The dying sunlight reminds us, if we care to see, that all things fall apart.
The sun has shifted, the shadows have lengthened, the cold darkness creeps in.

Delaware Bay in winter, North Cape May

If your child spends most of her waking hours either in school or in front of a screen, she will learn to live in a world without tides, without death, without the slow grace of our sun. She (like so many others) will fail to discern the natural world, the one we're all tied to, from any of the multiple artificial universes available to her.

Of all the Commandments, the wisest may be the first:
You shall not make for yourself a graven image, or any likeness of anything that is in heaven above, or that is in the earth beneath, or that is in the water under the earth; you shall not bow down to them or serve them.
What we see and smell gets down to molecules, which get down to mass/energy, which gets down to the unknowable. Science requires a basic faith in logic, in math, in entropy, in our senses, and ultimately a humbling recognition of our place in the universe. Science promises death.

School and the economy it now serves requires a disconnect from the natural world and ultimately a basic faith in what somebody else tells you. Our culture promises immortality.

Horseshoe crab spine, North Cape May

I'm going with death.

There are no standards or Commandments on a mudflat.

Sunday, November 23, 2014


We were in Asbury Park Friday night, and drove past the Silver Ball Museum.
Reason enough to re-post....

A long, long time ago, before most of you were even born (ca. 1976), pinball machines were still electromechanical, tied to the Newtonian universe. Real bells clanged, real thwack sounds when a game was won. Adolescent reflexes allowed mastering a game well enough to dominate a machine (and sell the accumulated games for more than the quarter it cost to play).

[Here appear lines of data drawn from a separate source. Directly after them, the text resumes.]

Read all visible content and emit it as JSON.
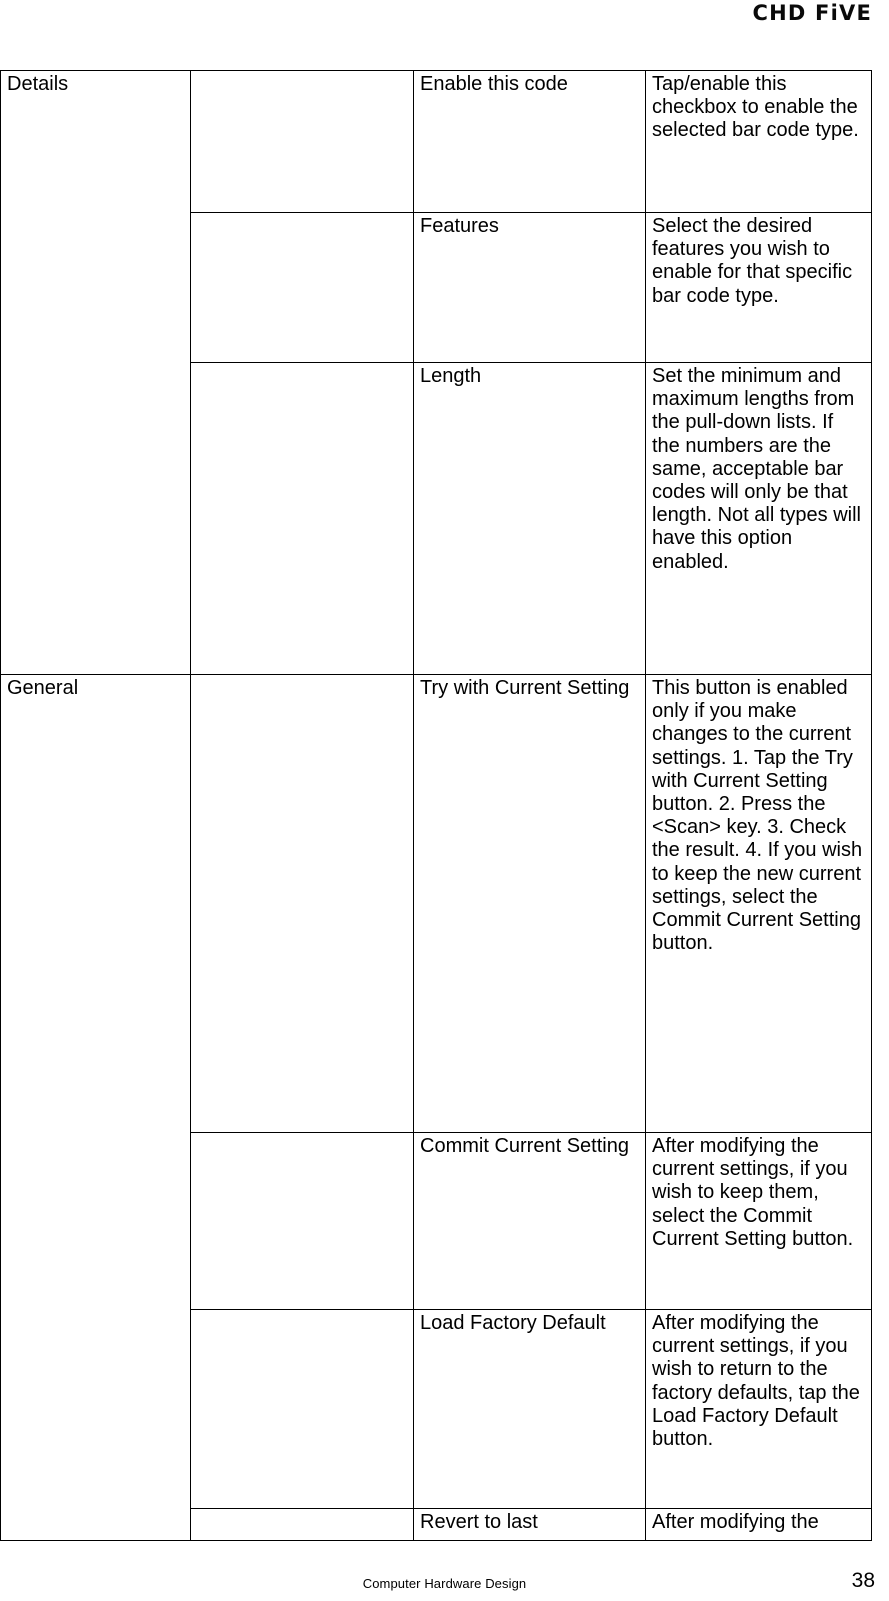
{
  "header": {
    "logo_text": "CHD FiVE"
  },
  "table": {
    "groups": [
      {
        "name": "Details",
        "sub": "",
        "rows": [
          {
            "item": "Enable this code",
            "description": "Tap/enable this checkbox to enable the selected bar code type."
          },
          {
            "item": "Features",
            "description": "Select the desired features you wish to enable for that specific bar code type."
          },
          {
            "item": "Length",
            "description": "Set the minimum and maximum lengths from the pull-down lists. If the numbers are the same, acceptable bar codes will only be that length. Not all types will have this option enabled."
          }
        ]
      },
      {
        "name": "General",
        "sub": "",
        "rows": [
          {
            "item": "Try with Current Setting",
            "description": "This button is enabled only if you make changes to the current settings. 1. Tap the Try with Current Setting button. 2. Press the <Scan> key. 3. Check the result. 4. If you wish to keep the new current settings, select the Commit Current Setting button."
          },
          {
            "item": "Commit Current Setting",
            "description": "After modifying the current settings, if you wish to keep them, select the Commit Current Setting button."
          },
          {
            "item": "Load Factory Default",
            "description": "After modifying the current settings, if you wish to return to the factory defaults, tap the Load Factory Default button."
          },
          {
            "item": "Revert to last",
            "description": "After modifying the"
          }
        ]
      }
    ]
  },
  "footer": {
    "center_text": "Computer Hardware Design",
    "page_number": "38"
  }
}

We played at the edge of the Atlantic Ocean, on the Jersey shore. We fell in love with each other, ourselves, and the ocean. Play the silver ball, sell a few games, wander waist deep into the creamy night waves, kissing whoever wandered in with you.

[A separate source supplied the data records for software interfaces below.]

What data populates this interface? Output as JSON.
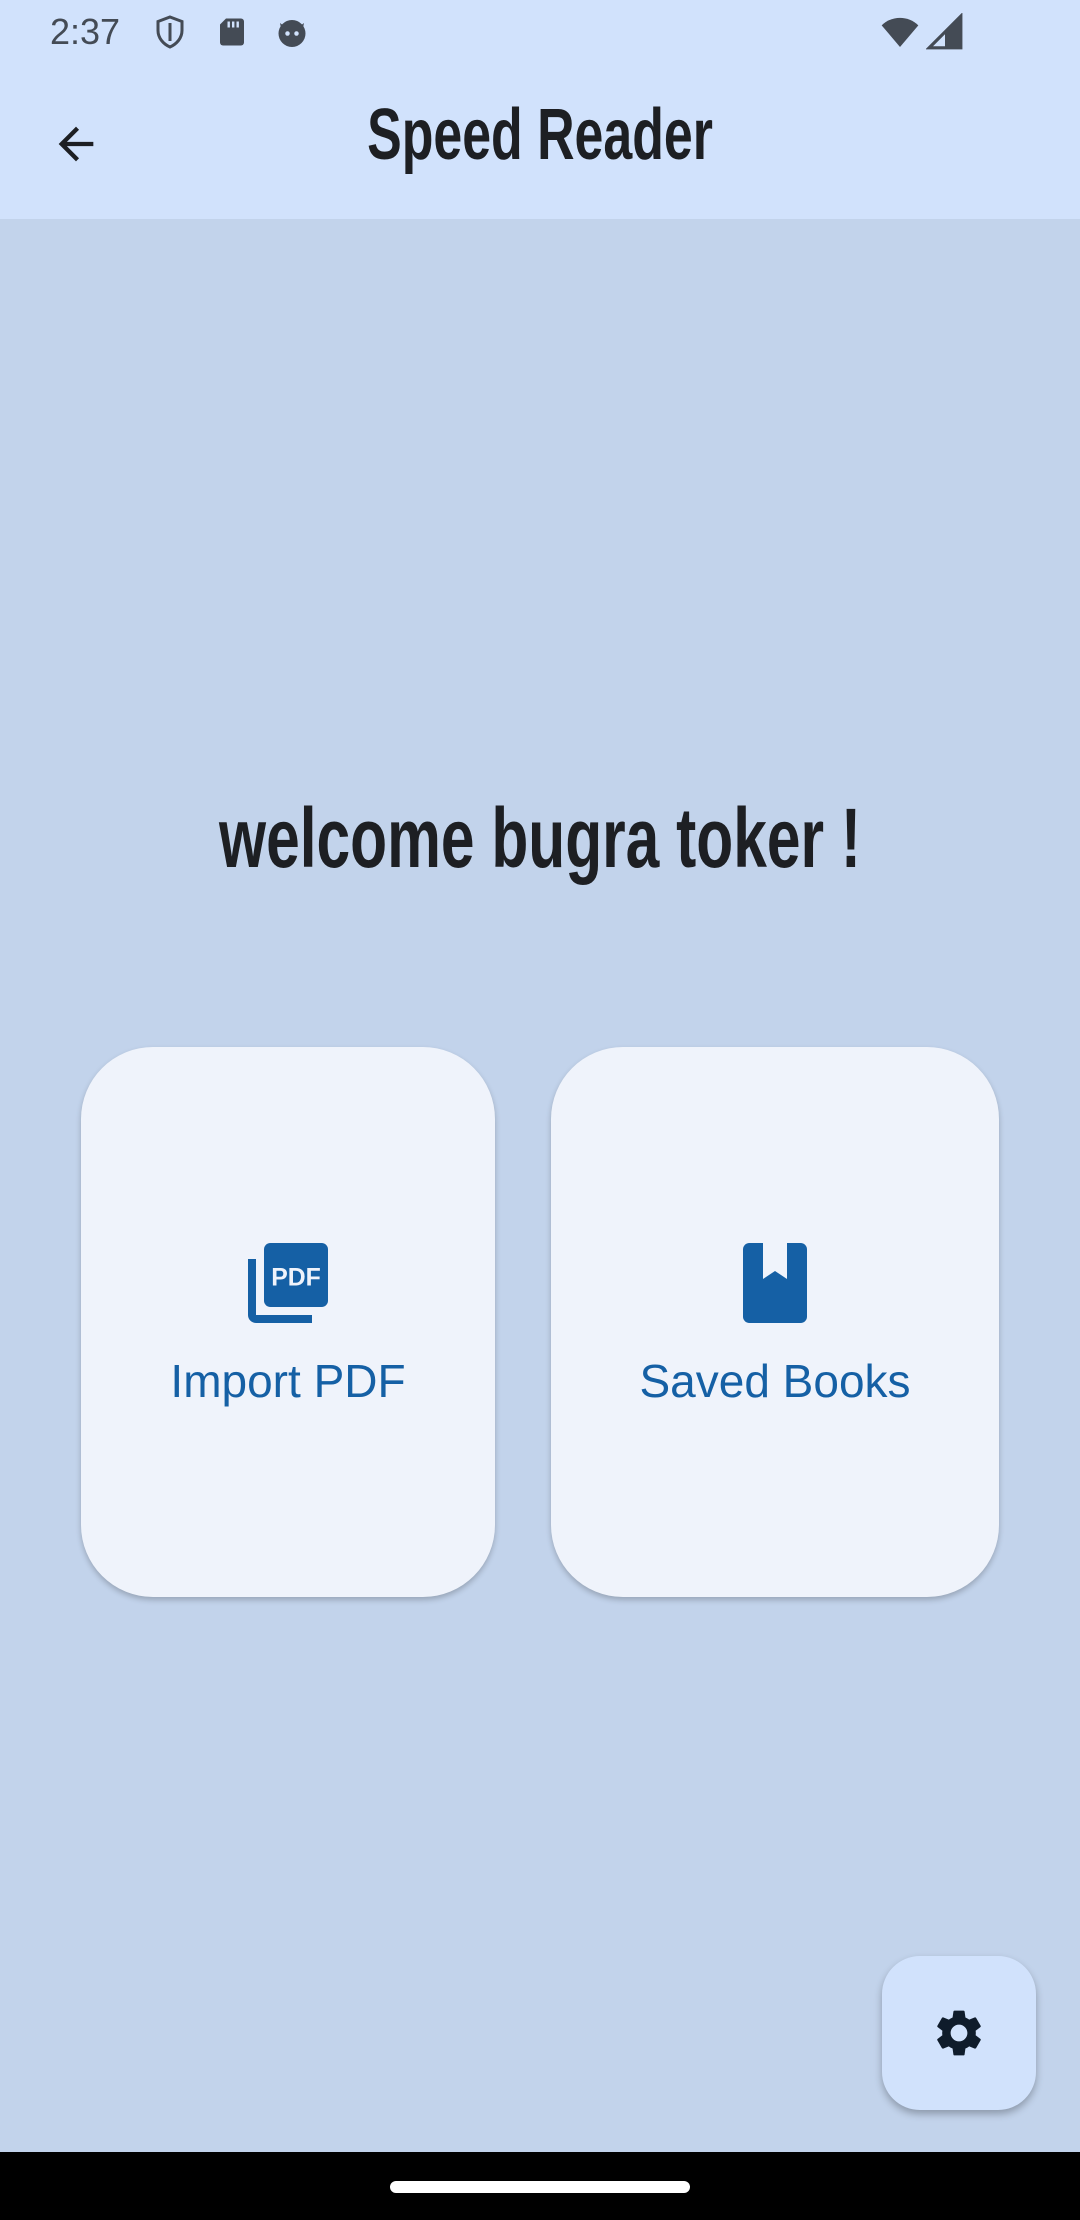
{
  "status_bar": {
    "time": "2:37",
    "icons": [
      "shield-icon",
      "sd-card-icon",
      "cat-face-icon",
      "wifi-icon",
      "signal-icon"
    ]
  },
  "app_bar": {
    "back_icon": "arrow-back-icon",
    "title": "Speed Reader"
  },
  "main": {
    "welcome_text": "welcome bugra toker !",
    "cards": [
      {
        "icon": "pdf-icon",
        "label": "Import PDF"
      },
      {
        "icon": "book-icon",
        "label": "Saved Books"
      }
    ]
  },
  "fab": {
    "icon": "gear-icon"
  },
  "colors": {
    "background": "#c2d3eb",
    "app_bar": "#d1e2fc",
    "card": "#eff3fb",
    "accent": "#1560a5",
    "text": "#1d1f23"
  }
}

Now and again, you entered the zone. Thwack, thwack, thwack! The game counter grew, the crowd swelled, and you were oblivious, except for the occasional glance at the woman you loved, and would eventually marry. (No matter what I do now--succor the afflicted, sit on the Supreme Court, take a bullet for humanity--I cannot glean the same gaze from the love of my life.)

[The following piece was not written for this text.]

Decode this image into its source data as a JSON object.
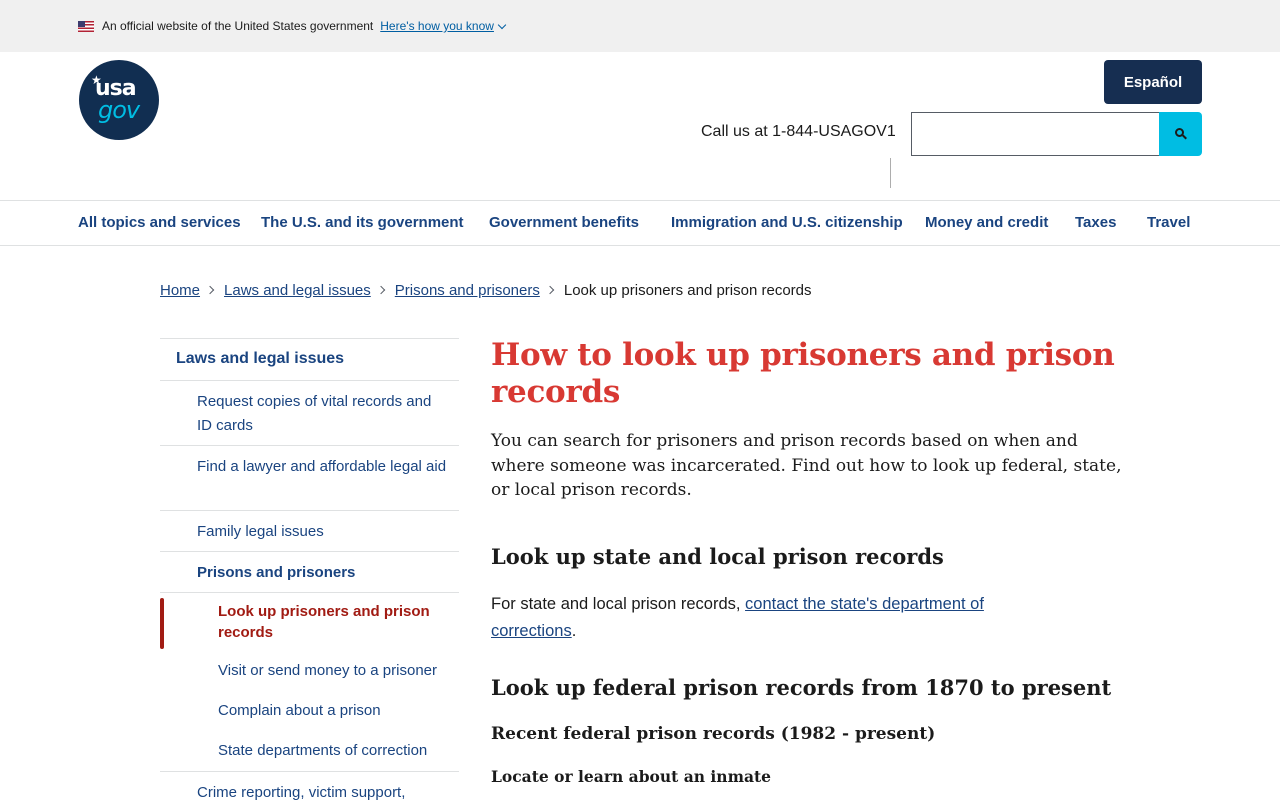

We knew we were at some kind of cusp. In 1972, Prozac, the compact disc, and Pong were developed, harbingers of the digital revolution. Amidst this rising ugliness, Ted Zale (designer) and Dave Christensen (artist) created Fireball, the masterpiece of the electromechanical pinball. Bally praised its "lightning storm of scoring action," while Playboy hailed it as "the perfect pin."

 As the Human Torch threw bolts of lightning from the backglass, Odin and Wotan captured balls, allowing for multiball play. The bumpers kicked hard enough to keep play on the razor edge of control when in the zone. These features alone made this pin worth the two bits for 5 balls.

This was the 70's; we lost a war, our Federal government lost credibility, and we feared a nuclear winter. Oil was in short supply. We needed more than a good pin. Ted Zale knew this.

If you played well, a magical transformation took place. The lower flippers ("zipper flippers") came together, closing the gaping mouth at the bottom of the machine. A left side kicker grooved on, kicking back any errant ball slipping through the left gutter. For a moment you believed you had complete control.

Just as your shoulders started to relax, when you allowed yourself the myth that you were the master of Fireball, the whole center of the board started to spin rapidly; chaos reigned in the middle of your silver universe. You could just hold on and enjoy the ride as the ball clacked off the bumpers, got caught in the swirling center, and was hurled back at the bumpers. Like Job, you stood in awe of the chaos could not understand, much less control.

In a moment, the machine stopped playing with your helplessness. The wheel stopped spinning, the zipper flippers parted open, your ball was again at your mercy. Still, you knew better. Life could not be contained within the glass box.

No matter how glorious the box.....